Remember the words of Henry Thoreau?  He said, “If a man does not keep pace with his companions, perhaps it is because he hears a different drummer.  Let him step to the music which he hears, however measured or far away.”


I've been thinking about food growing a lot lately since I put away all my dried garlic and have been planting out all my fall crops. I am also very busy starting many fall greens that are unable to germinate in warm soil. Which means, I need to germinate them inside under lights and then place them out as the weather cools in our area; It occupies a lot of my free time, so would you call it a hobby? I don't call it a gardening hobby. It is for health reasons that I grow most of my food. I use to work outside the home but in 2009, due to health reasons, I decided to grow more food on my city lot. I need access to nutrient dense foods to help me fight disease. I had no idea what I was getting myself into full-time back in 2009, but it sure has taught me how hard food growing is, and it is not an exact science. Each growing area or plot requires its individual approach. One has to observe and learn, and that means making a lot of mistakes along the way.


I grow food full-time right now, and I consider it my job. Many of my friends are still working full-time jobs or are retired and going back to work as a volunteer or part-time at a new job. I am not going to lie to you about food growing. There are a ton of books out there or websites that tell you; Grow food with minimal input, yeah right! Why would one want little input?
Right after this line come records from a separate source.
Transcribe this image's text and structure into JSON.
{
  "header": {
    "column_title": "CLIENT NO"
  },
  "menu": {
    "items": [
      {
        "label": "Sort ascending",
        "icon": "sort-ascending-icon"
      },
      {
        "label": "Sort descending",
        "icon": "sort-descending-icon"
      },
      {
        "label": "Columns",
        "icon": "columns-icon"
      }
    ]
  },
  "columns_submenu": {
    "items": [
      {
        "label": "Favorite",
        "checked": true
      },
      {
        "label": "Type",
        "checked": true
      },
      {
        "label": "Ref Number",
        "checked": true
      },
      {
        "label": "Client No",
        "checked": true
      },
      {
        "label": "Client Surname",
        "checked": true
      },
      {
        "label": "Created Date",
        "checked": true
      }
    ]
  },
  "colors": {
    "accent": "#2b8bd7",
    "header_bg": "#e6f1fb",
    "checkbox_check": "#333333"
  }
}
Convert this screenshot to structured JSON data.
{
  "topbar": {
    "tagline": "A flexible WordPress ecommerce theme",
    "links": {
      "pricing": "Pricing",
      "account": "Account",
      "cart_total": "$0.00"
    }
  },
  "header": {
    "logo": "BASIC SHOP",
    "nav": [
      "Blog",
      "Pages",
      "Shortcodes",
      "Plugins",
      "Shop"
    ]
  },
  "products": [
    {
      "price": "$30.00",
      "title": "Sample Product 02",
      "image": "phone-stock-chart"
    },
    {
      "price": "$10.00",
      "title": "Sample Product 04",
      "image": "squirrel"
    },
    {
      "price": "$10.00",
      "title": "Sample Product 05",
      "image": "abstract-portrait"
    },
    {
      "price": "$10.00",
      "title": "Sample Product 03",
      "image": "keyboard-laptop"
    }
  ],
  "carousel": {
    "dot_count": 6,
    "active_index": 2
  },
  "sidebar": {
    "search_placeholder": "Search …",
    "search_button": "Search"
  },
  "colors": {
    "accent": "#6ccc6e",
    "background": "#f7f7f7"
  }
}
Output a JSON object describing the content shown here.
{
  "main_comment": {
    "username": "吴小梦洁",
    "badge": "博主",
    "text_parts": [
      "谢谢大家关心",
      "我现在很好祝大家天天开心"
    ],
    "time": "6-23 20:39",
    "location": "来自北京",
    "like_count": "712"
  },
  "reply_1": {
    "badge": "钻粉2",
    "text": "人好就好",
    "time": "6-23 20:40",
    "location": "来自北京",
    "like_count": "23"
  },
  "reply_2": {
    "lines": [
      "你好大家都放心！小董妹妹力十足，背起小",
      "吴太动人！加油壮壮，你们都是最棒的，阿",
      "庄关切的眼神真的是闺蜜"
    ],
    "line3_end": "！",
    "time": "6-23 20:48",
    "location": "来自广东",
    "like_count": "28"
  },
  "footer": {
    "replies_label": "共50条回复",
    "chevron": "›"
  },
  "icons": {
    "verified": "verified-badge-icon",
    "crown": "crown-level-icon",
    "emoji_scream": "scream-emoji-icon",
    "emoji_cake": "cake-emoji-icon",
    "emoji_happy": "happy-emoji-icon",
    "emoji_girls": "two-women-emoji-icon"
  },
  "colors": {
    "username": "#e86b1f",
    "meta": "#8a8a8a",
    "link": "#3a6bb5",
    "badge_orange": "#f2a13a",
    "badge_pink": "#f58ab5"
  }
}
Isn't the purpose of growing food to get outside and connect with the soil and nature. Trust me, I am guilty of reading these books when I first started growing food on our city lot, but over the years, I 've changed my views on food growing.
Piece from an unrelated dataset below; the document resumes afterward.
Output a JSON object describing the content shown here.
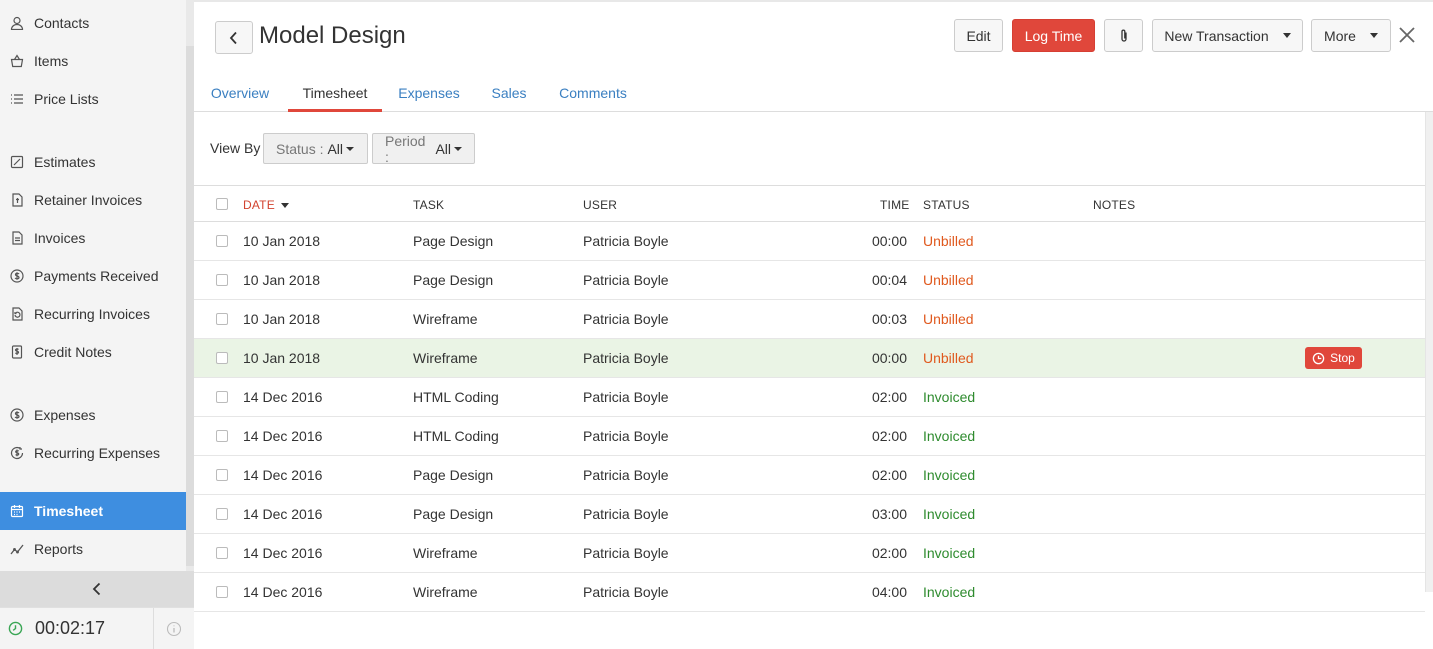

Food growing is something we all should learn to do even if it is a few pots on our back porch. I love herbs in pots right outside my kitchen!  If you don't have an area to grow food, then please support your local or regional farmers that are trying to make a living growing nutrient dense food. Support them at your local farmers market or purchase only local or regionally grown food at your local grocery store. If you do have a place where you can grow food then maybe you might be interested in what I am doing this next year


one of the easiest things to grow is garlic, just plant them in the fall and harvest mid summer. I let mine dry on the shelf inside before I bag them up.

I am starting over with a fresh new approach to my food growing in Fall 2016. It seems to go with our new facade. Having a new roof + rebuilt front of your house appears to inspire one to make changes. I have learned a lot over the past seven years growing food on our city lot. I started out with one corner of my yard back in 2000. It was just a place to put a few tomato plants. I never thought it would take up my entire lot which has become a big part of my daily work each day. I no longer travel across the river to teach and have a bit more free time to grow more food. If I am honest, I have found it requires MORE of my free-time than I ever thought it would. I have no idea how one would grow this much food on a city lot with a full-time job and a house full of kids. I read a lot of blogs and many of them post stories about how "easy" food growing is and it only requires a few hours a week. Are they serious? I have found it quite the opposite. It might only need a few hours a week if you have a small garden, but if you want to grow more food to freeze and put up for winter or provide daily microgreens for winter eating; it takes more time than a few hours a week!

A large bush was in this area and we took it out in hte middle of the summer so now we have only one large Rose of Sharon growing which will be reduced in size soon.

I opened a Pinterest account and Instagram account on my blog so you could see what I am working on daily which should give you an idea how I live my life growing food full-time. I also grow organic flowers, herbs, and vegetables for others in my community. I am each year helping more people to grow food, use pollinator-friendly plants and use fewer chemicals on their city lots. I came home yesterday and found some used garden pots that I gave someone earlier in the spring. They did not leave a note, so I figure it was someone who got good use out of the plants. It inspired me to continue doing what I started out doing back in 2009! It made me happy to know they put their plants in their garden, and now they are reaping the benefits from good food and creating a healthy place for them and nature right in the heart of the city! What foods do you grow or pollinator-friendly plants?

Published by Robbie Palm